Bob Hope and Burbank Water and Power officials on Tuesday could not provide figures for the airport’s total water usage, citing time restraints and problems tallying the 50 to 70 separate water bills the facility receives monthly.
“We’re implementing them now rather than later because it’s the right thing to do,” Commissioner Charles Lombardo said. “We’re a big property, and we use a lot of water.”
Director of Noise and Environmental Programs Mark Hardyment said the authority’s decision comes on the heels of a Metropolitan Water District of Southern California Board vote to hike rates nearly 20% and impose penalty rates on member agencies that exceed designated water allotments.
MWD’s allocation plan took effect July 1 and reduces shipments of imported water to member agencies by 10% from levels that had already been reduced another 10% the prior year.
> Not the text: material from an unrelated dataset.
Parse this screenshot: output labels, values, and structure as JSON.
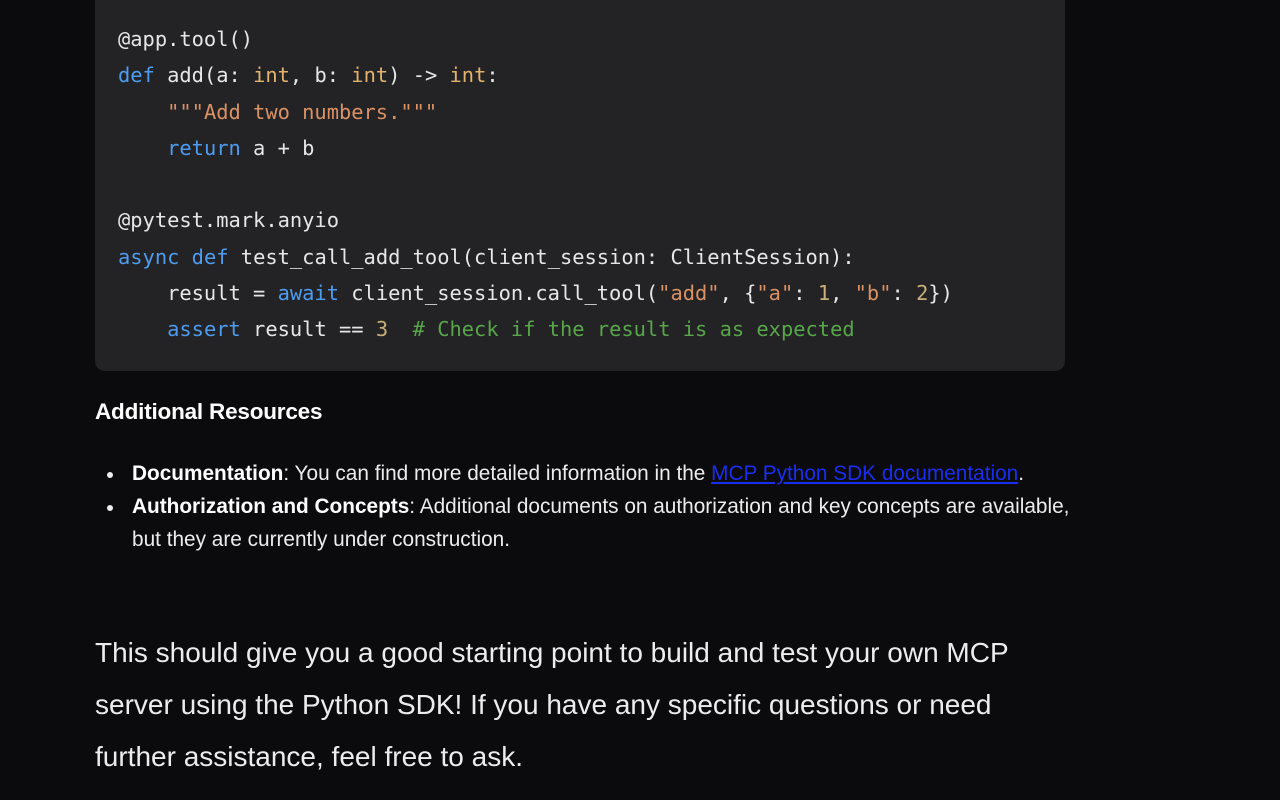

The largest water wholesaler for Southern California provides Glendale with up to 70% of its water supply and Burbank with about 55%.
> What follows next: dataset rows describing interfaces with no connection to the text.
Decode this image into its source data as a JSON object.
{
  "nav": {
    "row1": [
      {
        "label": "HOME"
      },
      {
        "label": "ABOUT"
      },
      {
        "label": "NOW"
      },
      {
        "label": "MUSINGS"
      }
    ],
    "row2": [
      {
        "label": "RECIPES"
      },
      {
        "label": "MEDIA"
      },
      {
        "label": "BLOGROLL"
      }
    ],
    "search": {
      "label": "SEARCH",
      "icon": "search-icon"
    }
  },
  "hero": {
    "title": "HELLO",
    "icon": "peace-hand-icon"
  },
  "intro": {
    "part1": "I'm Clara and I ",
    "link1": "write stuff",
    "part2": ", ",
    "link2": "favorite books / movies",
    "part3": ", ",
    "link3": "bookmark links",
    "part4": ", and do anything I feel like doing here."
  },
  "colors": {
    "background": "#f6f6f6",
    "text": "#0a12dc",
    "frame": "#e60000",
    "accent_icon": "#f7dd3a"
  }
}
Some 60 urban water districts, faced with a statewide population increase of 9 million people over 20 years, dwindling shipments from the State Water Project, and federal environmental court decisions protecting native fish species in the Sacramento-San Joaquin Delta region, have introduced mandatory conservation efforts, up from six last year.
Burbank in May expanded its sustainable water use ordinance from four to six stages, imposing irrigation timetables, prohibiting residents from hosing down driveways, patios and sidewalks, and banning restaurants, hotels, motels, cafes and cafeterias from serving water unless requested by customers.